As mentioned before, BIS standards specify that drinking water should have a TDS of less than 500 ppm. Vetiver roots and the bark of the Indian gooseberry tree (Amla or Nellikkai) are capable of reducing TDS by half and help make the water potable. These herbs also vastly improve its taste.
The seeds of the Strychnos potatorum tree (Thethankottai in Tamil), also called the clearing nut tree are used to remove sediment or turbidity from drinking water. The seeds are rubbed on the inside of the water storage vessel and then filled with water. The seeds are natural coagulants that help the sediments settle down at the bottom of the vessel.
The search for safe drinking water is as old as human existence itself and the purpose of this article was to illustrate the fact that many natural, low-cost methods are known in India. Through this series, I hope to inspire many of you to explore these natural and innovative ideas, and think beyond what is now commonly available in a store as a water solution.
storing water in a copper pot overnight kills several pathogens and that this ancient Indian water purification idea has also been corroborated by several recent studies The health benefits of copper water mentioned in Ayurveda though have not been extensively studied in recent times. For instance, copper has anti-inflammatory properties and helps with arthritic pains. Copper is also an anti-oxidant, prevents cell damage and ageing

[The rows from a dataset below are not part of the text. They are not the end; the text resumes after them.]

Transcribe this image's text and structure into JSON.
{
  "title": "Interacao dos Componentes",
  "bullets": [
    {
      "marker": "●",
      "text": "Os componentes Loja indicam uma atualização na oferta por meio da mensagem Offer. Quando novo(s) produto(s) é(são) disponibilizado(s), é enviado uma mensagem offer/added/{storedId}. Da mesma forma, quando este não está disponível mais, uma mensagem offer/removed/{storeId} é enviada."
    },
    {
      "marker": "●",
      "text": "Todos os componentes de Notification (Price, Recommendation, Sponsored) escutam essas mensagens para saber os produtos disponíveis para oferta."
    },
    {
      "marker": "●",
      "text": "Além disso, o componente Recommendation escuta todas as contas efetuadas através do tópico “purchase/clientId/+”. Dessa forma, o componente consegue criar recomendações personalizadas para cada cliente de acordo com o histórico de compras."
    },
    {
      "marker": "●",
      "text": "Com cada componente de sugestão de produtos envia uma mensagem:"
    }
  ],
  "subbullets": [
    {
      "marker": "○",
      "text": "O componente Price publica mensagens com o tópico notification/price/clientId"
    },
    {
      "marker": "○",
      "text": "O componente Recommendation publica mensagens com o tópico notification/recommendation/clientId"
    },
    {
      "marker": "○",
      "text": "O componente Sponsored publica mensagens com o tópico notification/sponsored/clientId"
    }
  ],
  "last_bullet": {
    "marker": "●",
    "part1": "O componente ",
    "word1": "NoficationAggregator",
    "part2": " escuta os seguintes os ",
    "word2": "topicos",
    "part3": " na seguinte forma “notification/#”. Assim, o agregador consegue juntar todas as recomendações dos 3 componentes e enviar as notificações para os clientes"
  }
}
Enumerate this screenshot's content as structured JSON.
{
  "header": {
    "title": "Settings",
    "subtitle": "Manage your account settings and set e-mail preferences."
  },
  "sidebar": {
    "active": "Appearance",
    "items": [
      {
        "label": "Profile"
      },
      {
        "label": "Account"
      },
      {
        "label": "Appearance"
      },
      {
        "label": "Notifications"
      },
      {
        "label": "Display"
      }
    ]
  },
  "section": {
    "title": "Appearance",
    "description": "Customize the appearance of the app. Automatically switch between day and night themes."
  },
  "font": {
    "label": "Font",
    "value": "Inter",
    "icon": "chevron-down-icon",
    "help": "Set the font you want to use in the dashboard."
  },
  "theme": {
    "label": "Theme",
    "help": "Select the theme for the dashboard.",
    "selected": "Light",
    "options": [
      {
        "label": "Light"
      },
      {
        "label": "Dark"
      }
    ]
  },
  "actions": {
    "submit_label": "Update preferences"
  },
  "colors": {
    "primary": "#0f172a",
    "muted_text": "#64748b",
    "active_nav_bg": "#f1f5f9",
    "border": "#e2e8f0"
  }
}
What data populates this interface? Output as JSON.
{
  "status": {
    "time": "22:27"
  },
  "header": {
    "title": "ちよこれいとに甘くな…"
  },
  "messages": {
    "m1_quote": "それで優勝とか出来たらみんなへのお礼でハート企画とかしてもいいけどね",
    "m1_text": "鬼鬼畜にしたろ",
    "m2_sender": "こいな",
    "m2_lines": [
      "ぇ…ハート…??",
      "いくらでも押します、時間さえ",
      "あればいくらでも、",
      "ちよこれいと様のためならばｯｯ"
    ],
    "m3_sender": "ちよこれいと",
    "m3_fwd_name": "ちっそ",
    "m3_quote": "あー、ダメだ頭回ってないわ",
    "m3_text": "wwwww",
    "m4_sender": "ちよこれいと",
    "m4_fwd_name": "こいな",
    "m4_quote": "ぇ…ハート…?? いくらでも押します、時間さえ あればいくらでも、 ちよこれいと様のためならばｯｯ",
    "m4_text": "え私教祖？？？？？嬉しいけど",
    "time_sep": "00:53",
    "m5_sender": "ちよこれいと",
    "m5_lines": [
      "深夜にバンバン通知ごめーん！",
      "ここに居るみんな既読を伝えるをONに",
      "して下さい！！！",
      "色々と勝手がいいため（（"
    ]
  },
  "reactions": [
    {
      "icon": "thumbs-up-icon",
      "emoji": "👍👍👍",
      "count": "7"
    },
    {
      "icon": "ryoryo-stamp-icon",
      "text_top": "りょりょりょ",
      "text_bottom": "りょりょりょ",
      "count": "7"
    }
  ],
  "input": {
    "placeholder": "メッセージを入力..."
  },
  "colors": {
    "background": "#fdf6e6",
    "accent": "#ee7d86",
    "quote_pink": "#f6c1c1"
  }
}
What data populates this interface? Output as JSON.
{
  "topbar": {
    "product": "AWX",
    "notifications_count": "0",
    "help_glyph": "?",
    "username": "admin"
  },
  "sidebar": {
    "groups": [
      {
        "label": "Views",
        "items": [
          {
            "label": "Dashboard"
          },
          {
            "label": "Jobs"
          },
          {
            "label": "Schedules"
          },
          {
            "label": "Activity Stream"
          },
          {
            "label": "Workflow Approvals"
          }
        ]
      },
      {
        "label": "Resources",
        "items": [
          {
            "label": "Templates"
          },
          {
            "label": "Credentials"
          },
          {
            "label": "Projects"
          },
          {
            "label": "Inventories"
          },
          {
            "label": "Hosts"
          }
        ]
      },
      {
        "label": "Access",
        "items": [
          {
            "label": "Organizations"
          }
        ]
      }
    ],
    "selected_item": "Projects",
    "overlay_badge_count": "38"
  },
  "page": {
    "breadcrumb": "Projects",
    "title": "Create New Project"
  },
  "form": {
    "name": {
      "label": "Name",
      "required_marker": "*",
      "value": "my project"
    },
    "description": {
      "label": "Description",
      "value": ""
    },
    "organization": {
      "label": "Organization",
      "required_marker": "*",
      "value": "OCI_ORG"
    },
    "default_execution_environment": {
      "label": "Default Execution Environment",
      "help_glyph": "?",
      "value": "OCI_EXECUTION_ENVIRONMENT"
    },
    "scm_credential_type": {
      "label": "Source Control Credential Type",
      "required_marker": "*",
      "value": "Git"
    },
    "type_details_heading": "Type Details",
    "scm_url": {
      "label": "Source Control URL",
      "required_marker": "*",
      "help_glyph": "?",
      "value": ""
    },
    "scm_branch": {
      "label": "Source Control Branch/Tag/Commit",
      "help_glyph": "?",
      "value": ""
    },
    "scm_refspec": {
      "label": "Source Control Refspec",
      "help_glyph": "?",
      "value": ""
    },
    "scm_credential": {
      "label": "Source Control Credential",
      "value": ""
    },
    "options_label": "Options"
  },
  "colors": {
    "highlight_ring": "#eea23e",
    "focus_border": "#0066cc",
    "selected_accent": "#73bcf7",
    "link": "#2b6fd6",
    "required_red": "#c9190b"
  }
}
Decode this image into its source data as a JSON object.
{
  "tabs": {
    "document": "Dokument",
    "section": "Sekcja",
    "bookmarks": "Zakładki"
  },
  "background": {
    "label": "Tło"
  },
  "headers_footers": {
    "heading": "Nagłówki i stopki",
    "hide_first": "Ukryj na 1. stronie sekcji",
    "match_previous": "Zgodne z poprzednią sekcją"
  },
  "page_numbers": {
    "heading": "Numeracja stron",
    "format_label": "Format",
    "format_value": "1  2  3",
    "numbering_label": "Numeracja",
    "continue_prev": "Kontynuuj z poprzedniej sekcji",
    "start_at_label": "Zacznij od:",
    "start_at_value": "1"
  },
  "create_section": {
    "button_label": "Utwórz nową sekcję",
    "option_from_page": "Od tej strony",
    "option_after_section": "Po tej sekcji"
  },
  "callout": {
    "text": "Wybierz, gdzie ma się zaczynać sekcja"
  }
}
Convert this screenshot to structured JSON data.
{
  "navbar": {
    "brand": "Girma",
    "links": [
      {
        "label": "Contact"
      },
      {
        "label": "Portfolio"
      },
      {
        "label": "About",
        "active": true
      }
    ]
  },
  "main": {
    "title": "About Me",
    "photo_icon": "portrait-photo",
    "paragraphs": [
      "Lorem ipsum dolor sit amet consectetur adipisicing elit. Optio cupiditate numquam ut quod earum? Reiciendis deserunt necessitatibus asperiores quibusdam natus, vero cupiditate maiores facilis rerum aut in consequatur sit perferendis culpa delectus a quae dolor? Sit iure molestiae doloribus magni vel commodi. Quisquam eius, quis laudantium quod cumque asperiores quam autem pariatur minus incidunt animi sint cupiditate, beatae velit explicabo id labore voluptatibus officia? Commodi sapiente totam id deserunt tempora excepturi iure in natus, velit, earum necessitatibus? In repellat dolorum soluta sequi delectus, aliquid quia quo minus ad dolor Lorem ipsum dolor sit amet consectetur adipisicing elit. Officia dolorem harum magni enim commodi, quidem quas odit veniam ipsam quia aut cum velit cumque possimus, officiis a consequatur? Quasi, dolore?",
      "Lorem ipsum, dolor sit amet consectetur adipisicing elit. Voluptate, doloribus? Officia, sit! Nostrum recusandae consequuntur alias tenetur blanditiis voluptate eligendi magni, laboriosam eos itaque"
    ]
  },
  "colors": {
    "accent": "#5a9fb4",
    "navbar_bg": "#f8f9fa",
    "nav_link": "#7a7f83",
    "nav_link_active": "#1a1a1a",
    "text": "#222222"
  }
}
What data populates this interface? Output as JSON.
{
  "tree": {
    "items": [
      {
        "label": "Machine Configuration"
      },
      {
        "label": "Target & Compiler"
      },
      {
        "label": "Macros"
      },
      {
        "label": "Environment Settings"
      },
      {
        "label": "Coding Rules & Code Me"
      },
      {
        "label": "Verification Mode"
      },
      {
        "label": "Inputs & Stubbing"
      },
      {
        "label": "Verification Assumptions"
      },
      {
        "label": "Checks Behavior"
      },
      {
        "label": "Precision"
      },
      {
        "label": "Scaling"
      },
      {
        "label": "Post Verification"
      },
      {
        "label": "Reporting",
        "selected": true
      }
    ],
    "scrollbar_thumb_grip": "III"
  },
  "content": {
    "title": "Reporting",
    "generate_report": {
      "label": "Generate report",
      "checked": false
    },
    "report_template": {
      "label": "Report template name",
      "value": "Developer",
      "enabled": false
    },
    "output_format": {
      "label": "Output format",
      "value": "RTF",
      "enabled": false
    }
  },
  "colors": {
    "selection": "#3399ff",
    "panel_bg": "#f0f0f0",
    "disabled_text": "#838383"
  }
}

following info as per WHO:
Total dissolved solids (TDS) is the term used to describe the inorganic salts and small amounts of organic matter present in solution in water. The principal constituents are usually calcium, magnesium, sodium, and potassium cations and carbonate, hydrogencarbonate, chloride, sulfate, and nitrate anions.
The presence of dissolved solids in water may affect its taste (1). The palatability of drinkingwater has been rated by panels of tasters in relation to its TDS level as follows: excellent, less than 300 mg/litre; good, between 300 and 600 mg/litre; fair, between 600 and 900 mg/litre; poor, between 900 and 1200 mg/litre; and unacceptable, greater than 1200 mg/litre (1). Water with extremely low concentrations of TDS may also be unacceptable because of its flat, insipid taste.
The method of determining TDS in water supplies most commonly used is the measurement of specific conductivity with a conductivity probe that detects the presence of ions in water. Conductivity measurements are converted into TDS values by means of a factor that varies with the type of water (2,3). The practical quantitation limit for TDS in water by this method is 10 mg/litre (M. Forbes, personal communication, 1988). High TDS concentrations can also be measured gravimetrically, although volatile organic compounds are lost by this method (4). The constituents of TDS can also be measured individually.